From an abandoned copper mining outpost to deserted camps where visitors can stay the night, there are plenty of towns filled with haunted histories in Arizona.
Oftentimes called a “living ghost town,” this Route 66 town in Northwestern Arizona is home to around 100 people, that’s a steep decline when the population in the 1920s and 1930s reached 10,000. Thanks to repeated gold strikes between the 1860s and 1910s, the town boomed with prospectors and businesspeople. But like many mining towns, Oatman suffered the vagaries of ore prices, and during WWII, the mines were deemed non-essential to the war effort and closed. In the 1950s, when Interstate 40 bypassed Oatman, the town was left in the dust. Still, Oatman is worth a visit for its fascinating cast of characters including the local wild burros who are descended from donkeys brought to town by miners and now wander the streets like they own the place.

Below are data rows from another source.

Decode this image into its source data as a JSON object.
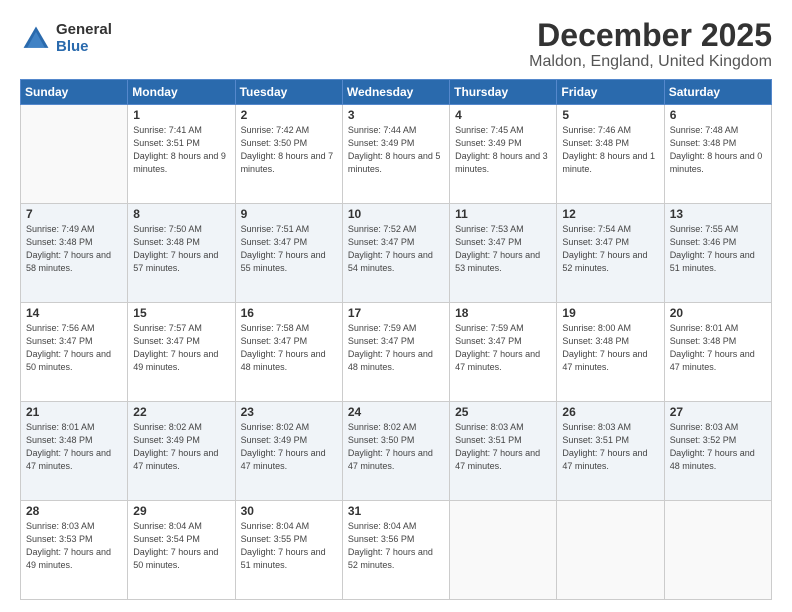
{
  "logo": {
    "general": "General",
    "blue": "Blue"
  },
  "title": "December 2025",
  "subtitle": "Maldon, England, United Kingdom",
  "weekdays": [
    "Sunday",
    "Monday",
    "Tuesday",
    "Wednesday",
    "Thursday",
    "Friday",
    "Saturday"
  ],
  "weeks": [
    [
      {
        "day": "",
        "sunrise": "",
        "sunset": "",
        "daylight": ""
      },
      {
        "day": "1",
        "sunrise": "Sunrise: 7:41 AM",
        "sunset": "Sunset: 3:51 PM",
        "daylight": "Daylight: 8 hours and 9 minutes."
      },
      {
        "day": "2",
        "sunrise": "Sunrise: 7:42 AM",
        "sunset": "Sunset: 3:50 PM",
        "daylight": "Daylight: 8 hours and 7 minutes."
      },
      {
        "day": "3",
        "sunrise": "Sunrise: 7:44 AM",
        "sunset": "Sunset: 3:49 PM",
        "daylight": "Daylight: 8 hours and 5 minutes."
      },
      {
        "day": "4",
        "sunrise": "Sunrise: 7:45 AM",
        "sunset": "Sunset: 3:49 PM",
        "daylight": "Daylight: 8 hours and 3 minutes."
      },
      {
        "day": "5",
        "sunrise": "Sunrise: 7:46 AM",
        "sunset": "Sunset: 3:48 PM",
        "daylight": "Daylight: 8 hours and 1 minute."
      },
      {
        "day": "6",
        "sunrise": "Sunrise: 7:48 AM",
        "sunset": "Sunset: 3:48 PM",
        "daylight": "Daylight: 8 hours and 0 minutes."
      }
    ],
    [
      {
        "day": "7",
        "sunrise": "Sunrise: 7:49 AM",
        "sunset": "Sunset: 3:48 PM",
        "daylight": "Daylight: 7 hours and 58 minutes."
      },
      {
        "day": "8",
        "sunrise": "Sunrise: 7:50 AM",
        "sunset": "Sunset: 3:48 PM",
        "daylight": "Daylight: 7 hours and 57 minutes."
      },
      {
        "day": "9",
        "sunrise": "Sunrise: 7:51 AM",
        "sunset": "Sunset: 3:47 PM",
        "daylight": "Daylight: 7 hours and 55 minutes."
      },
      {
        "day": "10",
        "sunrise": "Sunrise: 7:52 AM",
        "sunset": "Sunset: 3:47 PM",
        "daylight": "Daylight: 7 hours and 54 minutes."
      },
      {
        "day": "11",
        "sunrise": "Sunrise: 7:53 AM",
        "sunset": "Sunset: 3:47 PM",
        "daylight": "Daylight: 7 hours and 53 minutes."
      },
      {
        "day": "12",
        "sunrise": "Sunrise: 7:54 AM",
        "sunset": "Sunset: 3:47 PM",
        "daylight": "Daylight: 7 hours and 52 minutes."
      },
      {
        "day": "13",
        "sunrise": "Sunrise: 7:55 AM",
        "sunset": "Sunset: 3:46 PM",
        "daylight": "Daylight: 7 hours and 51 minutes."
      }
    ],
    [
      {
        "day": "14",
        "sunrise": "Sunrise: 7:56 AM",
        "sunset": "Sunset: 3:47 PM",
        "daylight": "Daylight: 7 hours and 50 minutes."
      },
      {
        "day": "15",
        "sunrise": "Sunrise: 7:57 AM",
        "sunset": "Sunset: 3:47 PM",
        "daylight": "Daylight: 7 hours and 49 minutes."
      },
      {
        "day": "16",
        "sunrise": "Sunrise: 7:58 AM",
        "sunset": "Sunset: 3:47 PM",
        "daylight": "Daylight: 7 hours and 48 minutes."
      },
      {
        "day": "17",
        "sunrise": "Sunrise: 7:59 AM",
        "sunset": "Sunset: 3:47 PM",
        "daylight": "Daylight: 7 hours and 48 minutes."
      },
      {
        "day": "18",
        "sunrise": "Sunrise: 7:59 AM",
        "sunset": "Sunset: 3:47 PM",
        "daylight": "Daylight: 7 hours and 47 minutes."
      },
      {
        "day": "19",
        "sunrise": "Sunrise: 8:00 AM",
        "sunset": "Sunset: 3:48 PM",
        "daylight": "Daylight: 7 hours and 47 minutes."
      },
      {
        "day": "20",
        "sunrise": "Sunrise: 8:01 AM",
        "sunset": "Sunset: 3:48 PM",
        "daylight": "Daylight: 7 hours and 47 minutes."
      }
    ],
    [
      {
        "day": "21",
        "sunrise": "Sunrise: 8:01 AM",
        "sunset": "Sunset: 3:48 PM",
        "daylight": "Daylight: 7 hours and 47 minutes."
      },
      {
        "day": "22",
        "sunrise": "Sunrise: 8:02 AM",
        "sunset": "Sunset: 3:49 PM",
        "daylight": "Daylight: 7 hours and 47 minutes."
      },
      {
        "day": "23",
        "sunrise": "Sunrise: 8:02 AM",
        "sunset": "Sunset: 3:49 PM",
        "daylight": "Daylight: 7 hours and 47 minutes."
      },
      {
        "day": "24",
        "sunrise": "Sunrise: 8:02 AM",
        "sunset": "Sunset: 3:50 PM",
        "daylight": "Daylight: 7 hours and 47 minutes."
      },
      {
        "day": "25",
        "sunrise": "Sunrise: 8:03 AM",
        "sunset": "Sunset: 3:51 PM",
        "daylight": "Daylight: 7 hours and 47 minutes."
      },
      {
        "day": "26",
        "sunrise": "Sunrise: 8:03 AM",
        "sunset": "Sunset: 3:51 PM",
        "daylight": "Daylight: 7 hours and 47 minutes."
      },
      {
        "day": "27",
        "sunrise": "Sunrise: 8:03 AM",
        "sunset": "Sunset: 3:52 PM",
        "daylight": "Daylight: 7 hours and 48 minutes."
      }
    ],
    [
      {
        "day": "28",
        "sunrise": "Sunrise: 8:03 AM",
        "sunset": "Sunset: 3:53 PM",
        "daylight": "Daylight: 7 hours and 49 minutes."
      },
      {
        "day": "29",
        "sunrise": "Sunrise: 8:04 AM",
        "sunset": "Sunset: 3:54 PM",
        "daylight": "Daylight: 7 hours and 50 minutes."
      },
      {
        "day": "30",
        "sunrise": "Sunrise: 8:04 AM",
        "sunset": "Sunset: 3:55 PM",
        "daylight": "Daylight: 7 hours and 51 minutes."
      },
      {
        "day": "31",
        "sunrise": "Sunrise: 8:04 AM",
        "sunset": "Sunset: 3:56 PM",
        "daylight": "Daylight: 7 hours and 52 minutes."
      },
      {
        "day": "",
        "sunrise": "",
        "sunset": "",
        "daylight": ""
      },
      {
        "day": "",
        "sunrise": "",
        "sunset": "",
        "daylight": ""
      },
      {
        "day": "",
        "sunrise": "",
        "sunset": "",
        "daylight": ""
      }
    ]
  ]
}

This settlement near Wickenburg was established during the Civil War to support Vulture Mine, Arizona’s most productive gold mine. The population quickly swelled to 5,000. But when World War II broke out, the mine was shuttered to ensure resources were directed toward military efforts. The town was soon abandoned. Today it is filled with an assortment of photogenic rusty trucks, weathered wooden buildings, and rumored paranormal activity, set against a backdrop of saguaros.

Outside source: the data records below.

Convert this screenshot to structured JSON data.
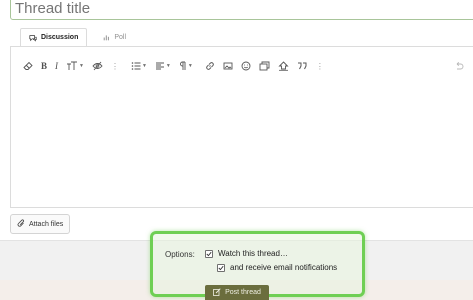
{
  "thread_title": {
    "placeholder": "Thread title",
    "value": ""
  },
  "tabs": [
    {
      "label": "Discussion",
      "icon": "discussion-icon",
      "active": true
    },
    {
      "label": "Poll",
      "icon": "poll-icon",
      "active": false
    }
  ],
  "toolbar": {
    "buttons": [
      "eraser-icon",
      "bold-icon",
      "italic-icon",
      "font-size-icon",
      "hide-icon",
      "more-icon",
      "list-icon",
      "align-icon",
      "paragraph-icon",
      "link-icon",
      "image-icon",
      "emoji-icon",
      "media-icon",
      "insert-icon",
      "quote-icon",
      "more-icon",
      "undo-icon"
    ],
    "bold": "B",
    "italic": "I",
    "sep": "⋮"
  },
  "attach": {
    "label": "Attach files"
  },
  "options": {
    "label": "Options:",
    "watch_label": "Watch this thread…",
    "watch_checked": true,
    "email_label": "and receive email notifications",
    "email_checked": true
  },
  "post": {
    "label": "Post thread"
  },
  "colors": {
    "highlight": "#6fcf54",
    "post_button": "#6b6d3d",
    "title_border": "#a8c59a"
  }
}
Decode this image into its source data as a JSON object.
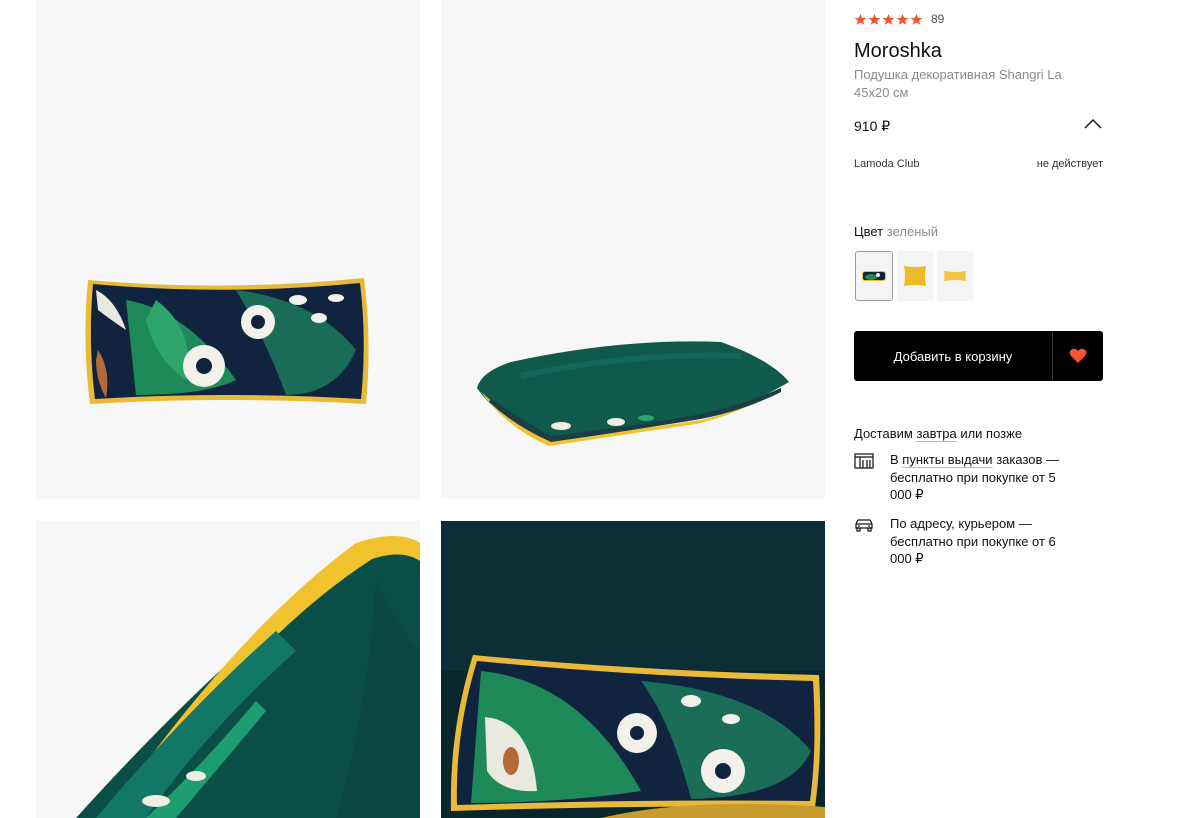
{
  "gallery": {
    "images": [
      {
        "name": "front-pillow-image"
      },
      {
        "name": "side-pillow-image"
      },
      {
        "name": "closeup-pillow-image"
      },
      {
        "name": "interior-pillow-image"
      }
    ]
  },
  "product": {
    "rating_stars": 5,
    "review_count": "89",
    "brand": "Moroshka",
    "name": "Подушка декоративная Shangri La 45x20 см",
    "price": "910 ₽",
    "club_label": "Lamoda Club",
    "club_status": "не действует",
    "color_label": "Цвет",
    "color_value": "зеленый",
    "swatches": [
      {
        "color": "green",
        "selected": true
      },
      {
        "color": "yellow",
        "selected": false
      },
      {
        "color": "yellow-light",
        "selected": false
      }
    ],
    "add_to_cart_label": "Добавить в корзину"
  },
  "delivery": {
    "head_pre": "Доставим",
    "head_link": "завтра",
    "head_post": "или позже",
    "pickup_pre": "В",
    "pickup_link": "пункты выдачи",
    "pickup_post": "заказов — бесплатно при покупке от 5 000 ₽",
    "courier_text": "По адресу, курьером — бесплатно при покупке от 6 000 ₽"
  },
  "colors": {
    "star": "#f5542e",
    "heart": "#f5542e",
    "button_bg": "#000000",
    "pillow_green": "#0f5a4b",
    "piping_yellow": "#f0c22e"
  },
  "icons": [
    "star-icon",
    "chevron-up-icon",
    "heart-icon",
    "pickup-point-icon",
    "car-icon"
  ]
}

In the early 1900s, a railroad brought buzzing activity to this remote outpost. The 750-or-so residents frequented Swansea’s saloons, barbershop, auto dealership, and moving picture house. But the mining companies began to sputter, and the Great Depression sounded the death knell for Swansea. Today, the town is preserved by the Bureau of Land Management. Visitors can stand atop grate-covered mine shafts, see an earthquake-damaged smelter, and roam around the workers’ cottages—shells of buildings where, shockingly, up to six miners shared the tiny space.
Nestled in the “sky island” mountains north of Sonoita, Kentucky Camp offers a rare chance to spend the night in an abandoned ghost town that once was a thriving gold mining town. The U.S. Forest Service rents a restored adobe cabin onsite, giving guests an intimate experience with deserted buildings set amidst the silence of the grasslands and the grandeur of a star-filled sky.